It can be hard, but you need to make a list of everything you owe and make contact with the people you owe the money to and see what payment plans they can offer you. It’s also worth making a list of the most important debts (and by that I mean the ones you can wind up in prison for not paying, or can result in you losing your home) and get these paid off first, over the ones that won’t result in prison or the loss of your home. An example of a few debts that you should prioritise include: your mortgage; income tax or VAT arrears; TV licence; court fines; council tax arrears.

Debt Relief Order (England and Wales)

Anyone can apply for a debt relief order, but you have to meet certain criteria to prove you genuinely cannot afford to pay back your debts. If your application is successful it means the people you owe money to can’t try to recover it from you without the court’s permission, and debts are usually cancelled after 12 months.

This does sound a little too good to be true for most people, and it is, as a debt relief order is only offered in extreme circumstances.

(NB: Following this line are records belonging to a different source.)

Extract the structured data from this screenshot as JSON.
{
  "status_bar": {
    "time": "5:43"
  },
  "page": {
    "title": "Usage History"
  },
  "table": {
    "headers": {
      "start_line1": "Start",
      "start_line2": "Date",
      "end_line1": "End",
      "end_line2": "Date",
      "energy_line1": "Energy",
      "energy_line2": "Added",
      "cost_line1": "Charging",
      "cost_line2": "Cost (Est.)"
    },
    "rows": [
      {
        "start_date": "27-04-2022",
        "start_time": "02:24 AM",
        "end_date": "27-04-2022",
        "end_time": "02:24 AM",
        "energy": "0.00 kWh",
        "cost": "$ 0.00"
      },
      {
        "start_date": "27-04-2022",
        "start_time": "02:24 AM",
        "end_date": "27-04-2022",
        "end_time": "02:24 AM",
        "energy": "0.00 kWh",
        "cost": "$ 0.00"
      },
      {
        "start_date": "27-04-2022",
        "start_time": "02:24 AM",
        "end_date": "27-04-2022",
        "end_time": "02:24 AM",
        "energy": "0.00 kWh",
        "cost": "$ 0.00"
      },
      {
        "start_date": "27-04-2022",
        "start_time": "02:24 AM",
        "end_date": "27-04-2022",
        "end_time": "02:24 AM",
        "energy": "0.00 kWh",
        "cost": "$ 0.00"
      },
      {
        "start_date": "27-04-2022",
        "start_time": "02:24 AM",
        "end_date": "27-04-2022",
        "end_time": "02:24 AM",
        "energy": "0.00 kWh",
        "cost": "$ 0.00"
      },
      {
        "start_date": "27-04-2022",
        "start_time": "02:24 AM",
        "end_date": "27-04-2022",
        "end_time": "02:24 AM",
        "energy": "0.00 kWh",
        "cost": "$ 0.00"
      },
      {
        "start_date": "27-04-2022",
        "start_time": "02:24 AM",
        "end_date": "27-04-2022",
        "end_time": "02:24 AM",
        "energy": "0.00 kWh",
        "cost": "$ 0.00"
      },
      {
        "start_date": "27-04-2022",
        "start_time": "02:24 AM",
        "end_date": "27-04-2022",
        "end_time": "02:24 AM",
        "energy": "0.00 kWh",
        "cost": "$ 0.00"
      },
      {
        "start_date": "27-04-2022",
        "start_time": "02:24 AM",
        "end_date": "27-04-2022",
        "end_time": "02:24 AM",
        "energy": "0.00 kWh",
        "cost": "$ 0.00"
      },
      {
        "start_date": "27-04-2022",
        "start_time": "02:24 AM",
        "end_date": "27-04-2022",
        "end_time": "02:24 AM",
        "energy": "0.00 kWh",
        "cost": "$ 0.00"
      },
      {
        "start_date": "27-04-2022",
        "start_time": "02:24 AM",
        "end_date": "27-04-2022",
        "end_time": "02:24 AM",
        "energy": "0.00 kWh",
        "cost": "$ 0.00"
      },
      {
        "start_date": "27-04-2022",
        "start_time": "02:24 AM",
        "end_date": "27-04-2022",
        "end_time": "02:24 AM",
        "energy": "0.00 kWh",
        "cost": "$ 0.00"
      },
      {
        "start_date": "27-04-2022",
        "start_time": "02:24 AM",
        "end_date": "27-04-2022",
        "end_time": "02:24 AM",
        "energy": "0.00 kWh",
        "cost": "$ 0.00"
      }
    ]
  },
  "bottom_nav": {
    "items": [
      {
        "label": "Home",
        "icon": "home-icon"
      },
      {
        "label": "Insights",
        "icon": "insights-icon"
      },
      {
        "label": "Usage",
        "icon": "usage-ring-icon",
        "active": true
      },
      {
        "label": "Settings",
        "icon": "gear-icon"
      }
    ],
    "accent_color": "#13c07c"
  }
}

For example, you have to prove you have less than £50 spare income each month, and that you have less than £300 in assets.

You also have to have lived or worked in England or Wales within the last 3 years, so that may rule out many Scottish residents of the UK.

Trust Deeds and Sequestration (Scotland)

A trust deed is available for anyone really struggling to clear their debts, and allows you to write off a large portion of it and instead make affordable monthly repayments, meaning you could be debt free within a few years. There are certain criteria you need to prove to qualify for a trust deed, and you need to apply via a trusted and reputable debt management company, such as Scotland’s Trust Deed.

Sequestration (or bankruptcy as it’s perhaps better known) is an option for Scottish residents, and is available for those who are unable to pay off debts they can’t afford. Like with the DRO available in England and Wales, a successful application would mean any requests for repayments or interest on your debts will be stopped. However, it also means you have to give up any assets you own, and often these are sold and the money given to the people you owe money to.  If you have a job, you may be required to make monthly payments to help clear the debt. Sequestration normally lasts for a period of 12 months, and after this time the debts are cancelled.

There are numerous advantages and disadvantages to sequestration, and it’s definitely worth seeking further advice and for a reputable debt management company before you make the decision to apply.